When it comes to downhill riding, rear suspension bikes have a significant advantage. The added suspension at the rear helps to absorb the impact of jumps, drops, and rough terrains, allowing riders to maintain control, speed, and confidence. If you frequently tackle steep descents or downhill trails, a full-suspension bike may be the ideal choice.
However, there are some considerations to keep in mind with rear suspension:
- Increased Weight: The addition of rear suspension components makes full-suspension bikes heavier compared to hardtail bikes. The extra weight can affect maneuverability and require more effort when pedaling uphill. Additionally, the added complexity of the suspension system may result in higher maintenance needs and costs.
- Reduced Pedaling Efficiency: The rear suspension system absorbs some of the energy transferred from your pedal strokes, reducing overall efficiency compared to hardtail bikes.

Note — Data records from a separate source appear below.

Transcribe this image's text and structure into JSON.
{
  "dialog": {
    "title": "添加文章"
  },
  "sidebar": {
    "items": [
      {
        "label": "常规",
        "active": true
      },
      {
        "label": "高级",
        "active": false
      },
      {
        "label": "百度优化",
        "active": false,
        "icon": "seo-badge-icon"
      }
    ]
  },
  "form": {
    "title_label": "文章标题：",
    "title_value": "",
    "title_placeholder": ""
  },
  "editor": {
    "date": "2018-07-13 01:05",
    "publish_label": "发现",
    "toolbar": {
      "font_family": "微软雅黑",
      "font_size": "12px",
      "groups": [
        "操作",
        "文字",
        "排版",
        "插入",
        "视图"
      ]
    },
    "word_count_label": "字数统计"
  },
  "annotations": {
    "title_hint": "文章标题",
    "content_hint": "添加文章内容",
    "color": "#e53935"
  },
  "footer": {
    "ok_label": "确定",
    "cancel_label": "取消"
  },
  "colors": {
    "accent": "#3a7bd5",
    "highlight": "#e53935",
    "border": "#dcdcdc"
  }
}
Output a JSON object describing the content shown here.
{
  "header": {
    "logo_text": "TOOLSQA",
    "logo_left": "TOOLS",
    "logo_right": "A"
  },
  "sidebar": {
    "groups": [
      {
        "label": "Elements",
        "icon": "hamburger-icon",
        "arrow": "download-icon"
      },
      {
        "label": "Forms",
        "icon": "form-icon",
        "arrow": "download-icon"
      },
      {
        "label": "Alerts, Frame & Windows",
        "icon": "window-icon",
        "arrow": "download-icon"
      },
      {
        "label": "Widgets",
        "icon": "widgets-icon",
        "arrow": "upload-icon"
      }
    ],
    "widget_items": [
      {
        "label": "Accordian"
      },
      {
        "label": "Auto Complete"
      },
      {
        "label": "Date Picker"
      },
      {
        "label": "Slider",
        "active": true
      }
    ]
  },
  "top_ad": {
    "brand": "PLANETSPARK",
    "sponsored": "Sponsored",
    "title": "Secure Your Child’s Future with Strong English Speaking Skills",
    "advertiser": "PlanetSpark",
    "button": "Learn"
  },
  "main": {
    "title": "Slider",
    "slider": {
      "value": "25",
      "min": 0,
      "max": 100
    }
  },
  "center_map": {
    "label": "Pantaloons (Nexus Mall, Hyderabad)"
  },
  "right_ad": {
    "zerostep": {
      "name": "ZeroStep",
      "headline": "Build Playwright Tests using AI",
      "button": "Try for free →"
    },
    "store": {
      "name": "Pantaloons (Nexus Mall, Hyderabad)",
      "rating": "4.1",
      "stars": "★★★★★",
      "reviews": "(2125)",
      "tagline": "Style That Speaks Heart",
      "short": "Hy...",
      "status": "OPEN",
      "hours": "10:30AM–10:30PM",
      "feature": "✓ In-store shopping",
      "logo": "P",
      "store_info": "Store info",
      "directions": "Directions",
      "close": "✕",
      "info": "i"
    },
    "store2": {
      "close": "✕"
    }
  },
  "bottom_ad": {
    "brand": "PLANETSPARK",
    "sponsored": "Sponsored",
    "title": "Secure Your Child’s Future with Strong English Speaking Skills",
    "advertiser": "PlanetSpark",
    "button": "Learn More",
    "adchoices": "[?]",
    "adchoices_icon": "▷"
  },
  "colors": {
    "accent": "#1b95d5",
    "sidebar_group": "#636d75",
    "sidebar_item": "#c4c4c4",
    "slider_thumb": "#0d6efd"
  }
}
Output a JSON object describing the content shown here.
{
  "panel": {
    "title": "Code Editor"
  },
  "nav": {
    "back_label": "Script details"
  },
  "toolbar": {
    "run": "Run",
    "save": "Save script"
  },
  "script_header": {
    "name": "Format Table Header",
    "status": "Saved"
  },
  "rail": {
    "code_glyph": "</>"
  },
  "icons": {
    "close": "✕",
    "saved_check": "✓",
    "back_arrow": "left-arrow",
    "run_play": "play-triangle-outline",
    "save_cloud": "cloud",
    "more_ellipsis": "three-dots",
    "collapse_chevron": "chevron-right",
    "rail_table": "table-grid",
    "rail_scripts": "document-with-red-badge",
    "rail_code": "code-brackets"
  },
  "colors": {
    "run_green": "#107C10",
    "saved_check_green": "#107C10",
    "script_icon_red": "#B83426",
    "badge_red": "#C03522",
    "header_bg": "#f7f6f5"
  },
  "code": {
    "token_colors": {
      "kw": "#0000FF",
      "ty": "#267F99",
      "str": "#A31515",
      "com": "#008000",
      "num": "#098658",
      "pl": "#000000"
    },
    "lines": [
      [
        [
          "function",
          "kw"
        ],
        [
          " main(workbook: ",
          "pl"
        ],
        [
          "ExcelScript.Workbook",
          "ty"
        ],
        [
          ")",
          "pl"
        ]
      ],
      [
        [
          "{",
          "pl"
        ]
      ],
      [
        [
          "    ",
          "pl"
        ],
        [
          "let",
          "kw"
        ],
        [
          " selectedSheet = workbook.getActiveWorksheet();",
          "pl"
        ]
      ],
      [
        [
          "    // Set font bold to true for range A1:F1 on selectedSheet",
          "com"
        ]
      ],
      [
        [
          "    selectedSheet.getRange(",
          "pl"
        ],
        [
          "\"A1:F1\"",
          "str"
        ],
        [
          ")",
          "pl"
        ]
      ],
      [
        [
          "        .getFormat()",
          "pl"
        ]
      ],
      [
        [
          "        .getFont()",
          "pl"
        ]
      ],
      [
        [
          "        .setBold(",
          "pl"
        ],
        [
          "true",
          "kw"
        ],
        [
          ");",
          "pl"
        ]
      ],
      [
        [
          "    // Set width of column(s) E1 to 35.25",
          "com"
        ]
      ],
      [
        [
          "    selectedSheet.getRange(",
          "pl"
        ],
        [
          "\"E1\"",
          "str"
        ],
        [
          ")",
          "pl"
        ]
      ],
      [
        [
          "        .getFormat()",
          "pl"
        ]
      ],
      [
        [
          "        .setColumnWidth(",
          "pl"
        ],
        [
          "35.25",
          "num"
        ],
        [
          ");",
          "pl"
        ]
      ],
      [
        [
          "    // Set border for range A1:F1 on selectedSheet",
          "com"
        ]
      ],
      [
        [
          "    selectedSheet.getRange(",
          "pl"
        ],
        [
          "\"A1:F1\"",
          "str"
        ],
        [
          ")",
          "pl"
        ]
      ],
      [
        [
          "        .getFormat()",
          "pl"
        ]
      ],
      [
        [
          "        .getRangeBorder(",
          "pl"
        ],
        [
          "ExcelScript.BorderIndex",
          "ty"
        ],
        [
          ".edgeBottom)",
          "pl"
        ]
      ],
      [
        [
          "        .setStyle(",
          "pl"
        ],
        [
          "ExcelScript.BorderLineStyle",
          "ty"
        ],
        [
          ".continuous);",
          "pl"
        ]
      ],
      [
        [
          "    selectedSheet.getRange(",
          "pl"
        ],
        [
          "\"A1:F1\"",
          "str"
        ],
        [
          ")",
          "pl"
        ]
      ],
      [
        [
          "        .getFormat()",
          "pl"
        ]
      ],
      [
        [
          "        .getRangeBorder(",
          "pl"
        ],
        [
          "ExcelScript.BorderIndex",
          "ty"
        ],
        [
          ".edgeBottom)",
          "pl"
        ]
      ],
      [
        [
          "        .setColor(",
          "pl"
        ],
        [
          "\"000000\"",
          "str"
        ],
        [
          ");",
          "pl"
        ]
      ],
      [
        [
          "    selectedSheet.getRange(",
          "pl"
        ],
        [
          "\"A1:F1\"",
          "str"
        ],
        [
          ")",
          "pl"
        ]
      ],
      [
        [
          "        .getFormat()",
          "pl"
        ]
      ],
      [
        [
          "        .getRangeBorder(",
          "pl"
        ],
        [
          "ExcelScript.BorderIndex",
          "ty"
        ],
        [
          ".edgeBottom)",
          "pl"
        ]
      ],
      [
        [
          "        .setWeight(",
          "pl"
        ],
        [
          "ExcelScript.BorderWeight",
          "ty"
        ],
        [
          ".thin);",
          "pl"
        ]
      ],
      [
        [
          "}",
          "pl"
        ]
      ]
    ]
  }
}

This can be a noticeable drawback for riders who prioritize speed and power, particularly during uphill climbs or long-distance rides.
Ultimately, the choice between front or rear suspension in an MTB depends on your riding style, preferences, and the type of terrain you typically encounter. If you prioritize efficiency, speed, and a lower budget, a hardtail bike with front suspension could be the ideal choice. On the other hand, if you frequently ride on challenging terrains, enjoy downhill riding, and value enhanced comfort and control, a full-suspension bike may be the better option despite the increased weight and maintenance requirements.
Remember, it’s always recommended to test ride different bikes and consult with experienced riders or professionals before making a final decision. Happy trails!
1. What are the advantages of front suspension (hardtail) bikes?
- Front suspension bikes offer greater efficiency and power transfer.
- They are typically lighter in weight and require less maintenance compared to full-suspension bikes.
- Front suspension bikes are more affordable, making them a cost-effective option.
2. What are the disadvantages of front suspension (hardtail) bikes?
- Hardtail bikes provide a rougher ride on technical trails with less cushioning.
- They may have limited traction, especially in steep descents or wet/loose conditions.
3. What are the advantages of rear suspension (full-suspension) bikes?
- Rear suspension bikes offer enhanced comfort and control, absorbing impacts and vibrations.
- They provide better handling, cornering, and overall stability.
- Rear suspension bikes excel in downhill riding, maintaining control and confidence on rough terrains.
4. What are the disadvantages of rear suspension (full-suspension) bikes?
- Full-suspension bikes are heavier and may require more effort when pedaling uphill.
- They have reduced pedaling efficiency compared to hardtail bikes, affecting overall speed and power.